TASK BRIEF:
Search the records for the string "Disk" and report how many lines contain it, with nothing else.

Records from a data source:
________________________________________
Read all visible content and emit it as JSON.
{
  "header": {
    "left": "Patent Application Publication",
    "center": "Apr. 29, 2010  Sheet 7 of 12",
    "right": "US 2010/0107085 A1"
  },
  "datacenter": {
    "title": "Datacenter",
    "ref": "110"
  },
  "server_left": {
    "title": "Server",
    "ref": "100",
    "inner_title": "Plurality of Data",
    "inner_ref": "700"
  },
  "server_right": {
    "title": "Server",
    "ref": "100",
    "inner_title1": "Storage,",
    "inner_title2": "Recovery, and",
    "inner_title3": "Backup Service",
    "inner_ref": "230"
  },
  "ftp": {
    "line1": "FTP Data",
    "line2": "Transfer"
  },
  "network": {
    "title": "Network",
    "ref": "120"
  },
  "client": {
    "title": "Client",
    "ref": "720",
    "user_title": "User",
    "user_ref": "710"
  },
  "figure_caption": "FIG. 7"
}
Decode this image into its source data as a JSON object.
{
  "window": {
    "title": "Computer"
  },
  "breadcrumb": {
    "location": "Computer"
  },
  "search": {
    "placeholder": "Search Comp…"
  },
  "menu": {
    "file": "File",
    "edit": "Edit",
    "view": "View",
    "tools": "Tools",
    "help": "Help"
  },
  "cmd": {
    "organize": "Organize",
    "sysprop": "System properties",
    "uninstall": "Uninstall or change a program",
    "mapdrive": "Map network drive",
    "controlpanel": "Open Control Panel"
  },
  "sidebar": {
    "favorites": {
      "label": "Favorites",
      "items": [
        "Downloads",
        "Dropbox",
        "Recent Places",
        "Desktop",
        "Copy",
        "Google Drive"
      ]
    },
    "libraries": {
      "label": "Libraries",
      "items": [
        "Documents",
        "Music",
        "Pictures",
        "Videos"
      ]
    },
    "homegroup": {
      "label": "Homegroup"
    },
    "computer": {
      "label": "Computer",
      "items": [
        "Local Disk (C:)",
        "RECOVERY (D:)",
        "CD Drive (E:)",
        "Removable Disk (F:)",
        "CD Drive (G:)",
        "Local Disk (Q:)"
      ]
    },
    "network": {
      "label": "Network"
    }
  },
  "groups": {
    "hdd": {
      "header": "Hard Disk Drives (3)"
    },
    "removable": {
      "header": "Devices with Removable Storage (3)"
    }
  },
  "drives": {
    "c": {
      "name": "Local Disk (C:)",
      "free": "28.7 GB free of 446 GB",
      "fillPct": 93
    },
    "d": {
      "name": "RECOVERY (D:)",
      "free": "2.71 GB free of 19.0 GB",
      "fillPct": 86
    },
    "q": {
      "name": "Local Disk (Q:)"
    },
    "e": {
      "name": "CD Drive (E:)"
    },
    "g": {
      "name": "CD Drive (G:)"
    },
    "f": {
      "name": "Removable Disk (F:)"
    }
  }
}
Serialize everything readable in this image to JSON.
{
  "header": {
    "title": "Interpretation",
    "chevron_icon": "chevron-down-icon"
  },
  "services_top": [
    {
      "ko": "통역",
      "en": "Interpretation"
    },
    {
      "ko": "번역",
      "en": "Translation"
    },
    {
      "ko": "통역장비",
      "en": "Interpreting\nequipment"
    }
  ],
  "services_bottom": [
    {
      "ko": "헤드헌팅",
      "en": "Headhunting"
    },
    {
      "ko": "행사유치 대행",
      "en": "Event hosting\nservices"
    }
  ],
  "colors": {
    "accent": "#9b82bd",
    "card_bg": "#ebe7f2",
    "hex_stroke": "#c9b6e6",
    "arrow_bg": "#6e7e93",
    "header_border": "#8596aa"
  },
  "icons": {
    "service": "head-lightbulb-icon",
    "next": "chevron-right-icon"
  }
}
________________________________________
ANSWER BELOW:
7